Note: Conference proceedings are now available. Please click here to view the conference proceedings.



Our society is continuously moving towards a knowledge-based economy: an economy in which the application of knowledge replaces capital, raw materials, and labour as the main means of production. The synergy of combining new information and communication technologies with human skills has dramatically altered job content and skills requirements at the workplace. Good jobs have become technologically complex and are demanding sophisticated work skills. Simple, routine and low-level functions are diminishing. The perception of the role of human interventions in the economic transactions has also changed. The potential contribution that an individual can make in acquiring and applying knowledge for improving processes, products and services is becoming more important than the physical labour. The knowledge embodied in a product has become a key element of production.

It is apparent that our future requires education and innovation to develop and maintain an efficient, competitive and successful workforce. Today's youth has a critical role to play in fueling the New Economy. As tomorrow's workforce, today's youth will have to compete in an increasingly knowledge-based society. To succeed in today's ever-changing global economy, today's youth must be exposed to the necessary skills and knowledge the New Economy demands and the abundant professional opportunities it has to offer.

To engage all key stakeholders in a discussion regarding skill development for the New Economy, the Canadian Vocational Association (CVA) and UNEVOC-Canada, the Canadian Centre for UNESCO’s International Project on Technical and Vocational Education will co-host an international conference:
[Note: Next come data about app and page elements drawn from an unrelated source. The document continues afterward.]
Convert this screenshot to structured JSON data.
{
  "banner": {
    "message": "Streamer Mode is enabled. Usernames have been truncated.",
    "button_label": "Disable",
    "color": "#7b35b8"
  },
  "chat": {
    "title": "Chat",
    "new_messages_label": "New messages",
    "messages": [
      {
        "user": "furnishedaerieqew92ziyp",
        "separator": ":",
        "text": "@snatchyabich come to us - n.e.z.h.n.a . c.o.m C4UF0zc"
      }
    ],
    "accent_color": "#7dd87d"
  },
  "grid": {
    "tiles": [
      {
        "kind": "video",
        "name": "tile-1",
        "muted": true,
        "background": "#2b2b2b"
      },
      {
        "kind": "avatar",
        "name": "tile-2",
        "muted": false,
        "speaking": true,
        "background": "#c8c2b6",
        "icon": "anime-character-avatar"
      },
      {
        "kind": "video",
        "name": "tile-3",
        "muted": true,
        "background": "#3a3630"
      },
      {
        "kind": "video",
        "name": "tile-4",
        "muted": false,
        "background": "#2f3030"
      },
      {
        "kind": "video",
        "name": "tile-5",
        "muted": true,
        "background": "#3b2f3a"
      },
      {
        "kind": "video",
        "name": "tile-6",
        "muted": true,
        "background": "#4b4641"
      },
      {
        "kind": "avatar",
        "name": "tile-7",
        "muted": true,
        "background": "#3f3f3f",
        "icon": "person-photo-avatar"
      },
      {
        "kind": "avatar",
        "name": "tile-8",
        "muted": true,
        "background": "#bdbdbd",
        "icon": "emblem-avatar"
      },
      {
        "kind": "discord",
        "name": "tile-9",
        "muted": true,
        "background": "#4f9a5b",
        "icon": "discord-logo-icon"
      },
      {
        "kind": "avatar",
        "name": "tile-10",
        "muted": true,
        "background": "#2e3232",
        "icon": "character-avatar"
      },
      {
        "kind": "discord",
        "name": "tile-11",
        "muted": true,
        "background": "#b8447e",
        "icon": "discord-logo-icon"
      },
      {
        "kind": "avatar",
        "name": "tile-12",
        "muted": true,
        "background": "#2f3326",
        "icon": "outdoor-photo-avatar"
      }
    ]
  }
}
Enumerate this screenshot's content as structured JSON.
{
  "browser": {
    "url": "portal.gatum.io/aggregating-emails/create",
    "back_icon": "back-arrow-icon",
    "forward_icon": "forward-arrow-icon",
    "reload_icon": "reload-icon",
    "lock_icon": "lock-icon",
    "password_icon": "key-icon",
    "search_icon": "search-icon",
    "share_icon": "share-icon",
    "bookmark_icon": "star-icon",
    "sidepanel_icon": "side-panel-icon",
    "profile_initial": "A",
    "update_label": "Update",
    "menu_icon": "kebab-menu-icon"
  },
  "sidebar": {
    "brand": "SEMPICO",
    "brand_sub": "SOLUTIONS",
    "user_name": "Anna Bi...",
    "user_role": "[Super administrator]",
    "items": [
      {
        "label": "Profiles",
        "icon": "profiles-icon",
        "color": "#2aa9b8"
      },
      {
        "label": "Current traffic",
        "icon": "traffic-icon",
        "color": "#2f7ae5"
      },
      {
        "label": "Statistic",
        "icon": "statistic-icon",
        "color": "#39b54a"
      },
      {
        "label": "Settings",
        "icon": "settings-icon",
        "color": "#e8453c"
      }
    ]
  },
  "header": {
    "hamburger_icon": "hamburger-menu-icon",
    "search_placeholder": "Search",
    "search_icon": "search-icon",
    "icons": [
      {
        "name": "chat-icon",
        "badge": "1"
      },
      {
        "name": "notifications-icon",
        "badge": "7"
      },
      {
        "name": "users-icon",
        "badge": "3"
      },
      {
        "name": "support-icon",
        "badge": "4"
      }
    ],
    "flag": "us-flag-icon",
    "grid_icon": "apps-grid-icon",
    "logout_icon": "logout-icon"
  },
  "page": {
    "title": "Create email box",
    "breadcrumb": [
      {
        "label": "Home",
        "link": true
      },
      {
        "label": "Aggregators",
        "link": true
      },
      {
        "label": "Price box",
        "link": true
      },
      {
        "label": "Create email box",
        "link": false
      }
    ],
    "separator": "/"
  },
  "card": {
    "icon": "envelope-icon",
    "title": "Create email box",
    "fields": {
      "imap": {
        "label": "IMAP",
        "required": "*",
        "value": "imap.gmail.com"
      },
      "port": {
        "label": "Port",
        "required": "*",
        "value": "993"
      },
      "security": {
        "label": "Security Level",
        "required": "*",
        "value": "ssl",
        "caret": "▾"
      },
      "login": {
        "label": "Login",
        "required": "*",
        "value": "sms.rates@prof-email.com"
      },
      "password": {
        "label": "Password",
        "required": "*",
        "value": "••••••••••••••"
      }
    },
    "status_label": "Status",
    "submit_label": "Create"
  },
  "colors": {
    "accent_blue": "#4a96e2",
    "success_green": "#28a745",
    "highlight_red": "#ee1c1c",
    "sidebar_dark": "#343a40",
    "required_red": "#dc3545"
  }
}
October 17-19, 2002

Conference Venue:
Delta Winnipeg
350 St. Mary Avenue
Winnipeg, Manitoba
R3C 3J2 Canada